▸ Given data:
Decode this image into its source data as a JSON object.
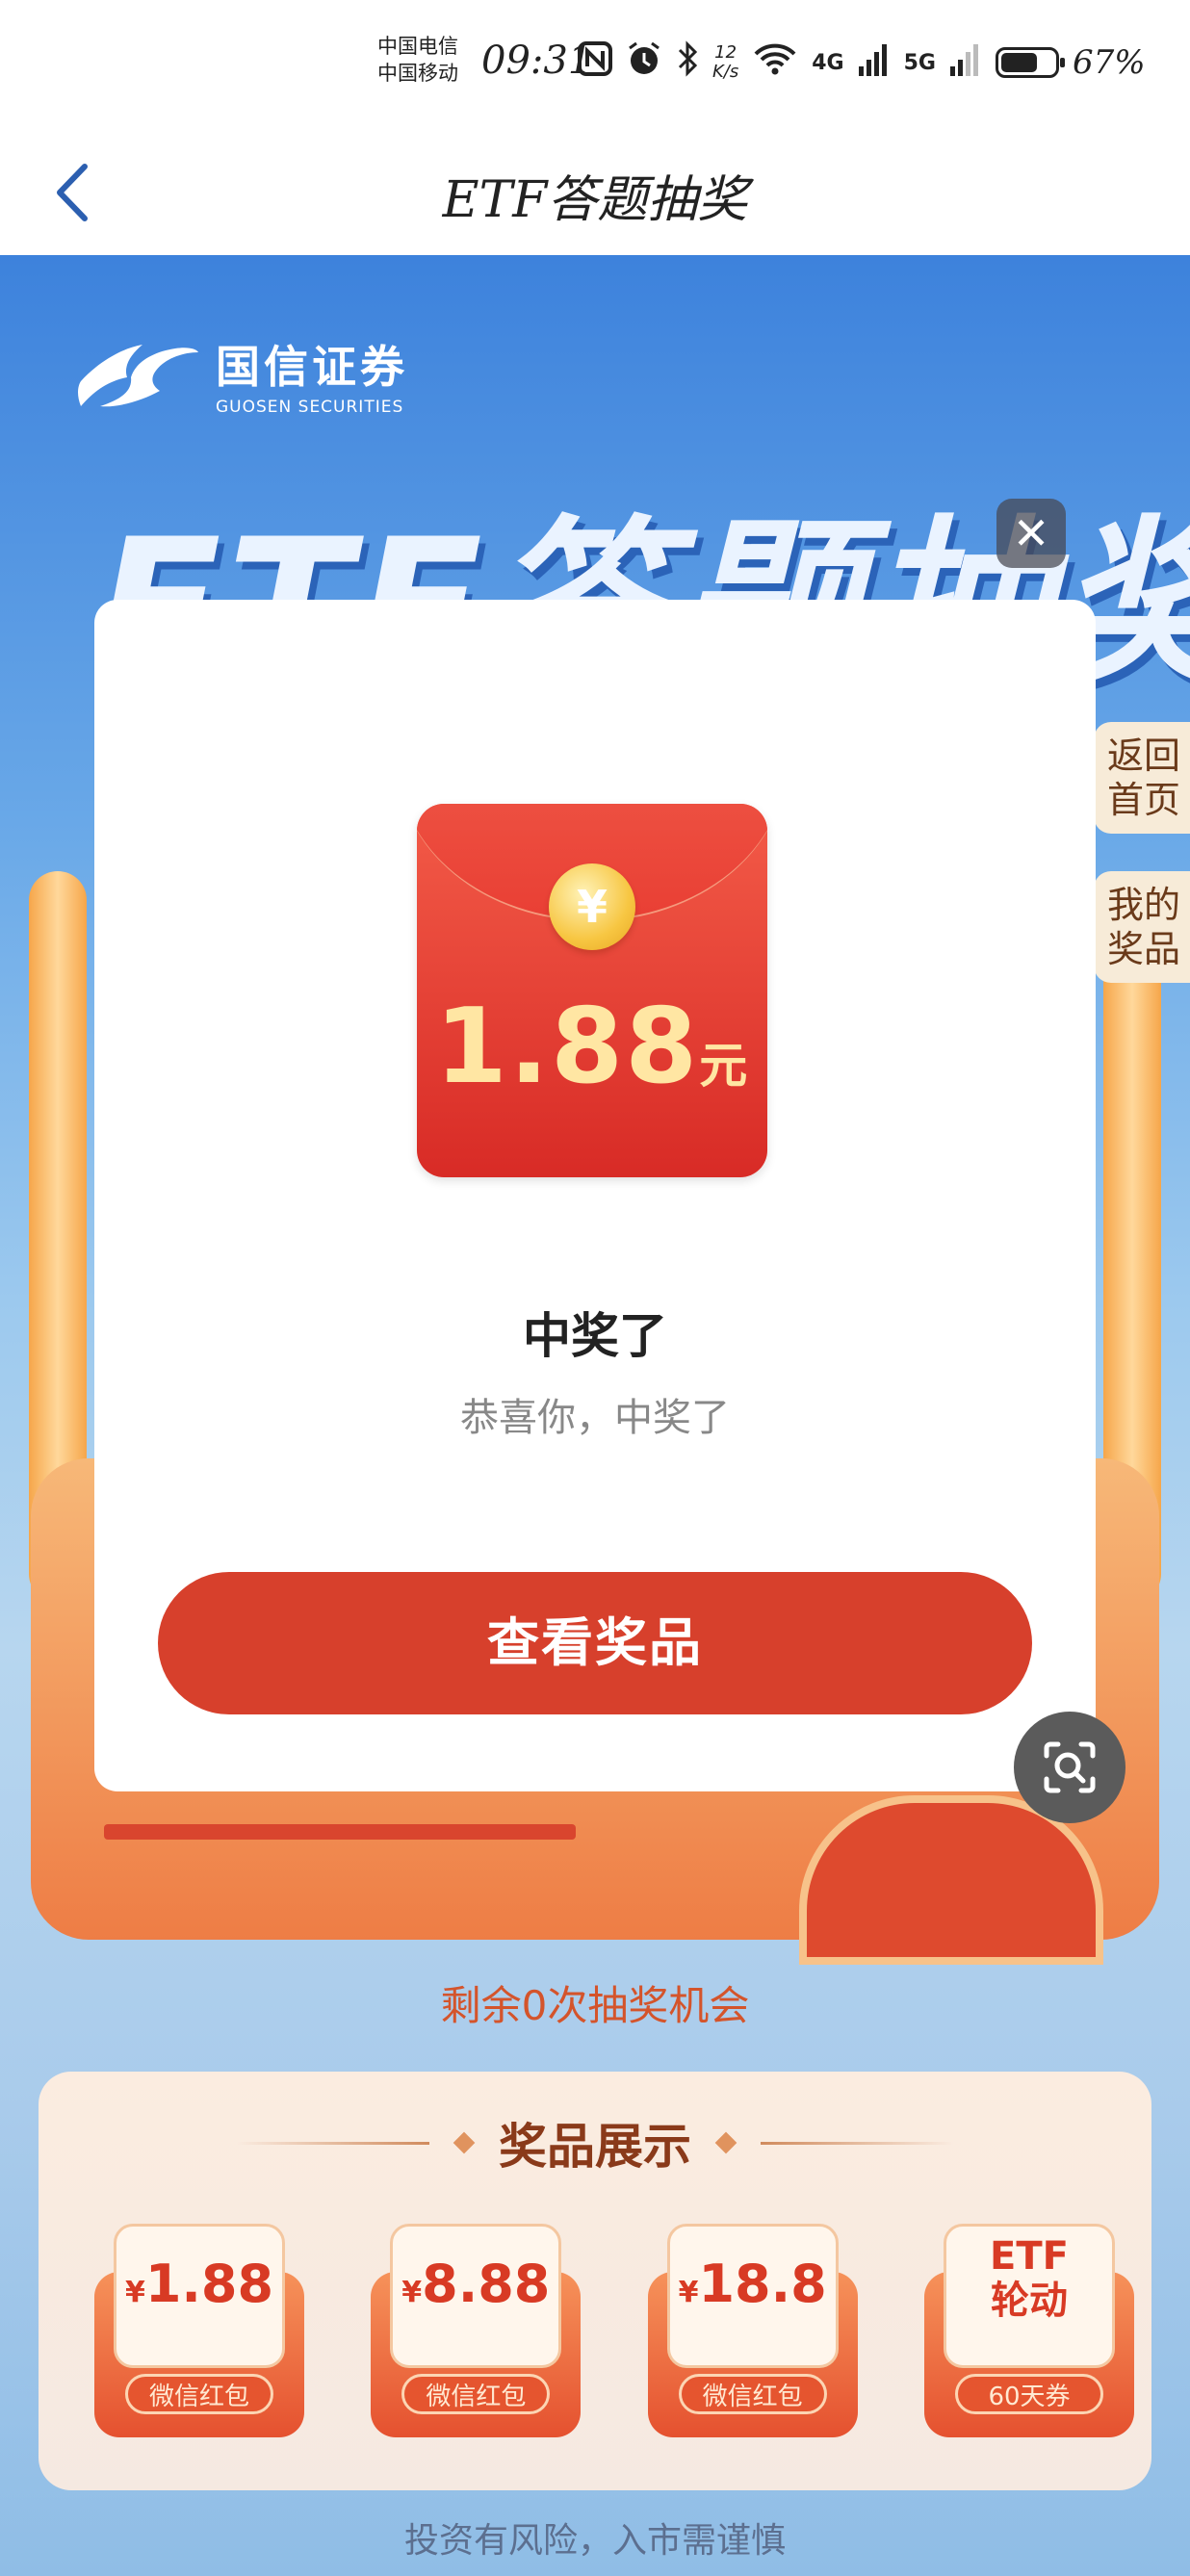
{
  "status_bar": {
    "carrier1": "中国电信",
    "carrier2": "中国移动",
    "time": "09:31",
    "speed_value": "12",
    "speed_unit": "K/s",
    "net1": "4G",
    "net2": "5G",
    "battery_pct": "67%"
  },
  "nav": {
    "title": "ETF答题抽奖"
  },
  "page": {
    "logo_cn": "国信证券",
    "logo_en": "GUOSEN SECURITIES",
    "banner_title": "ETF答题抽奖",
    "side_tab_home": "返回首页",
    "side_tab_prizes": "我的奖品",
    "remaining": "剩余0次抽奖机会",
    "prize_title": "奖品展示",
    "prizes": [
      {
        "amount_symbol": "¥",
        "amount": "1.88",
        "label": "微信红包"
      },
      {
        "amount_symbol": "¥",
        "amount": "8.88",
        "label": "微信红包"
      },
      {
        "amount_symbol": "¥",
        "amount": "18.8",
        "label": "微信红包"
      },
      {
        "line1": "ETF",
        "line2": "轮动",
        "label": "60天券"
      }
    ],
    "disclaimer": "投资有风险，入市需谨慎"
  },
  "modal": {
    "close_symbol": "✕",
    "coin_symbol": "¥",
    "envelope_amount": "1.88",
    "envelope_unit": "元",
    "title": "中奖了",
    "subtitle": "恭喜你，中奖了",
    "button": "查看奖品"
  },
  "colors": {
    "accent": "#d7402c",
    "page_blue": "#3d82dc",
    "prize_red": "#d83a24"
  }
}
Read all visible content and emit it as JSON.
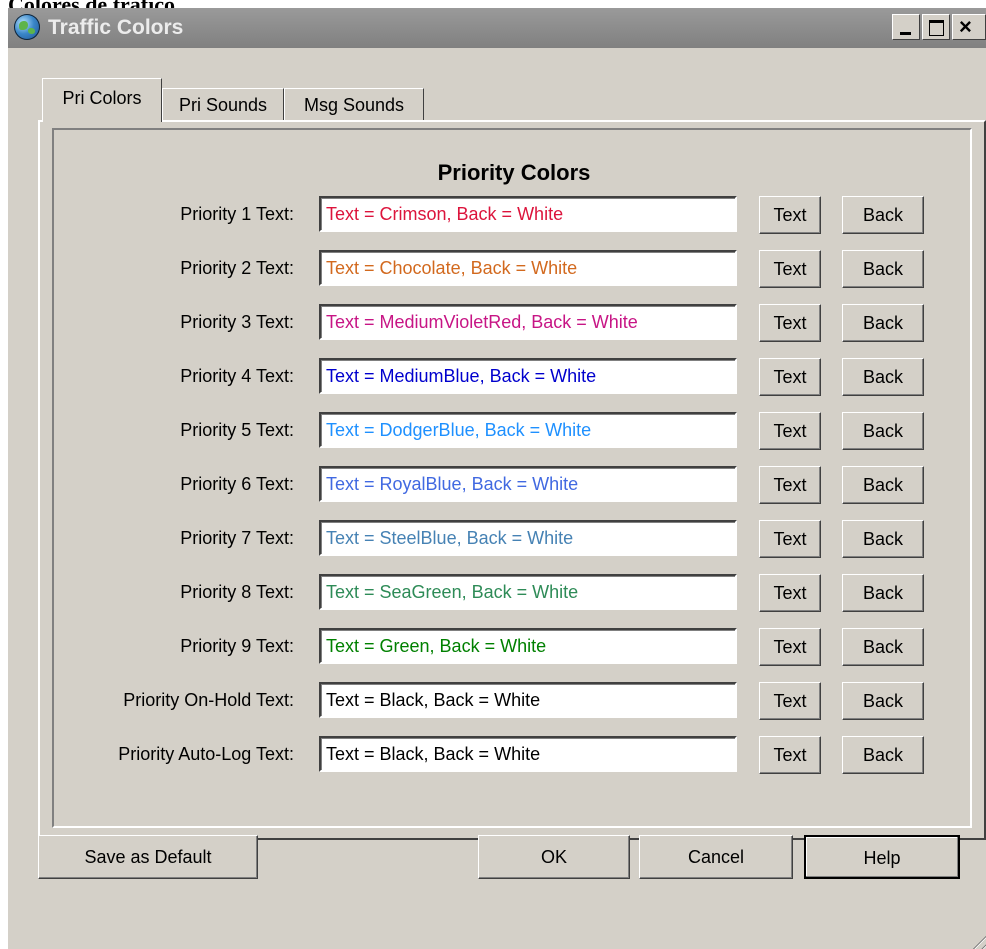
{
  "caption": "Colores de tráfico.",
  "window": {
    "title": "Traffic Colors",
    "minimize_glyph": "_",
    "close_glyph": "×"
  },
  "tabs": [
    {
      "label": "Pri Colors",
      "active": true
    },
    {
      "label": "Pri Sounds",
      "active": false
    },
    {
      "label": "Msg Sounds",
      "active": false
    }
  ],
  "panel": {
    "title": "Priority Colors",
    "rows": [
      {
        "label": "Priority 1 Text:",
        "value": "Text = Crimson, Back = White",
        "color": "#dc143c",
        "text_button": "Text",
        "back_button": "Back"
      },
      {
        "label": "Priority 2 Text:",
        "value": "Text = Chocolate, Back = White",
        "color": "#d2691e",
        "text_button": "Text",
        "back_button": "Back"
      },
      {
        "label": "Priority 3 Text:",
        "value": "Text = MediumVioletRed, Back = White",
        "color": "#c71585",
        "text_button": "Text",
        "back_button": "Back"
      },
      {
        "label": "Priority 4 Text:",
        "value": "Text = MediumBlue, Back = White",
        "color": "#0000cd",
        "text_button": "Text",
        "back_button": "Back"
      },
      {
        "label": "Priority 5 Text:",
        "value": "Text = DodgerBlue, Back = White",
        "color": "#1e90ff",
        "text_button": "Text",
        "back_button": "Back"
      },
      {
        "label": "Priority 6 Text:",
        "value": "Text = RoyalBlue, Back = White",
        "color": "#4169e1",
        "text_button": "Text",
        "back_button": "Back"
      },
      {
        "label": "Priority 7 Text:",
        "value": "Text = SteelBlue, Back = White",
        "color": "#4682b4",
        "text_button": "Text",
        "back_button": "Back"
      },
      {
        "label": "Priority 8 Text:",
        "value": "Text = SeaGreen, Back = White",
        "color": "#2e8b57",
        "text_button": "Text",
        "back_button": "Back"
      },
      {
        "label": "Priority 9 Text:",
        "value": "Text = Green, Back = White",
        "color": "#008000",
        "text_button": "Text",
        "back_button": "Back"
      },
      {
        "label": "Priority On-Hold Text:",
        "value": "Text = Black, Back = White",
        "color": "#000000",
        "text_button": "Text",
        "back_button": "Back"
      },
      {
        "label": "Priority Auto-Log Text:",
        "value": "Text = Black, Back = White",
        "color": "#000000",
        "text_button": "Text",
        "back_button": "Back"
      }
    ]
  },
  "footer": {
    "save_default": "Save as Default",
    "ok": "OK",
    "cancel": "Cancel",
    "help": "Help"
  }
}
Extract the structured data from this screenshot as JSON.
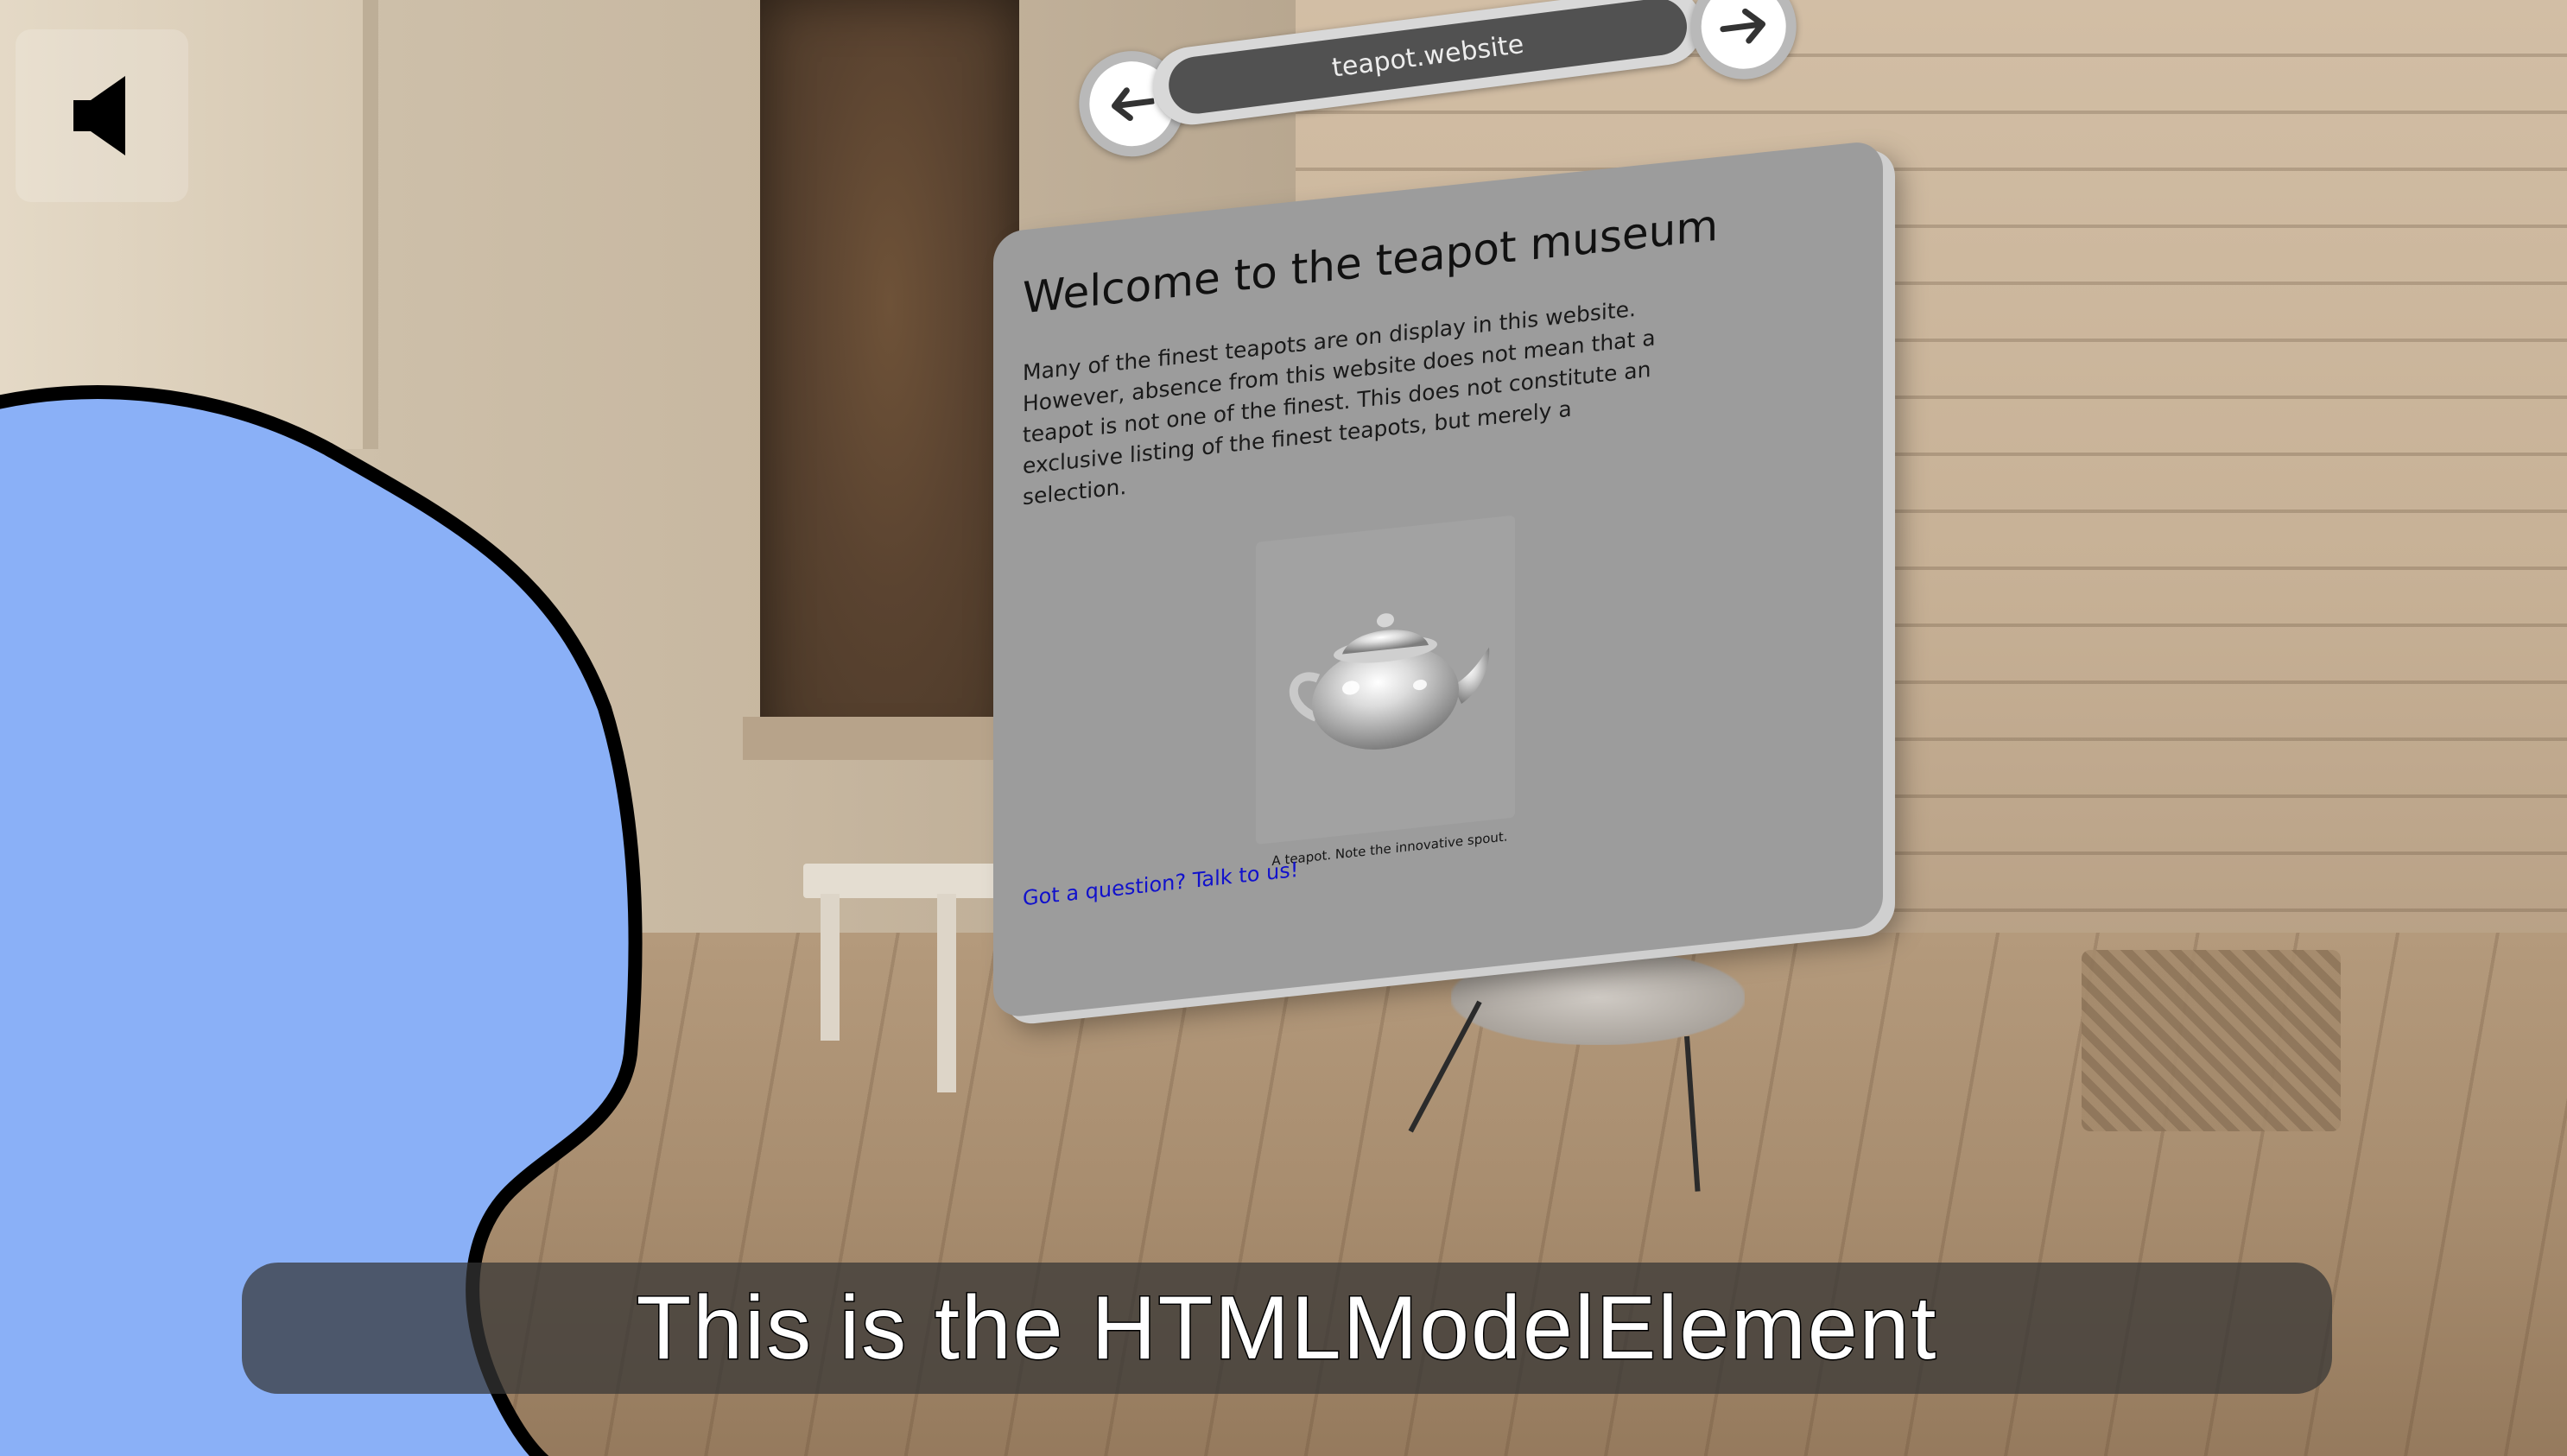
{
  "browser": {
    "url": "teapot.website"
  },
  "page": {
    "title": "Welcome to the teapot museum",
    "intro": "Many of the finest teapots are on display in this website. However, absence from this website does not mean that a teapot is not one of the finest. This does not constitute an exclusive listing of the finest teapots, but merely a selection.",
    "figure_caption": "A teapot. Note the innovative spout.",
    "contact_link": "Got a question? Talk to us!"
  },
  "caption": {
    "text": "This is the HTMLModelElement"
  },
  "icons": {
    "mute": "speaker-icon",
    "back": "arrow-left-icon",
    "forward": "arrow-right-icon",
    "model": "teapot-model"
  },
  "colors": {
    "blob_fill": "#8ab0f7",
    "blob_outline": "#000000",
    "panel": "#9c9c9c",
    "link": "#1111cc",
    "caption_bg": "#343434"
  }
}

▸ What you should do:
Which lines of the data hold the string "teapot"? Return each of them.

▸ Written answer:
    "url": "teapot.website"
    "title": "Welcome to the teapot museum",
    "intro": "Many of the finest teapots are on display in this website. However, absence from this website does not mean that a teapot is not one of the finest. This does not constitute an exclusive listing of the finest teapots, but merely a selection.",
    "figure_caption": "A teapot. Note the innovative spout.",
    "model": "teapot-model"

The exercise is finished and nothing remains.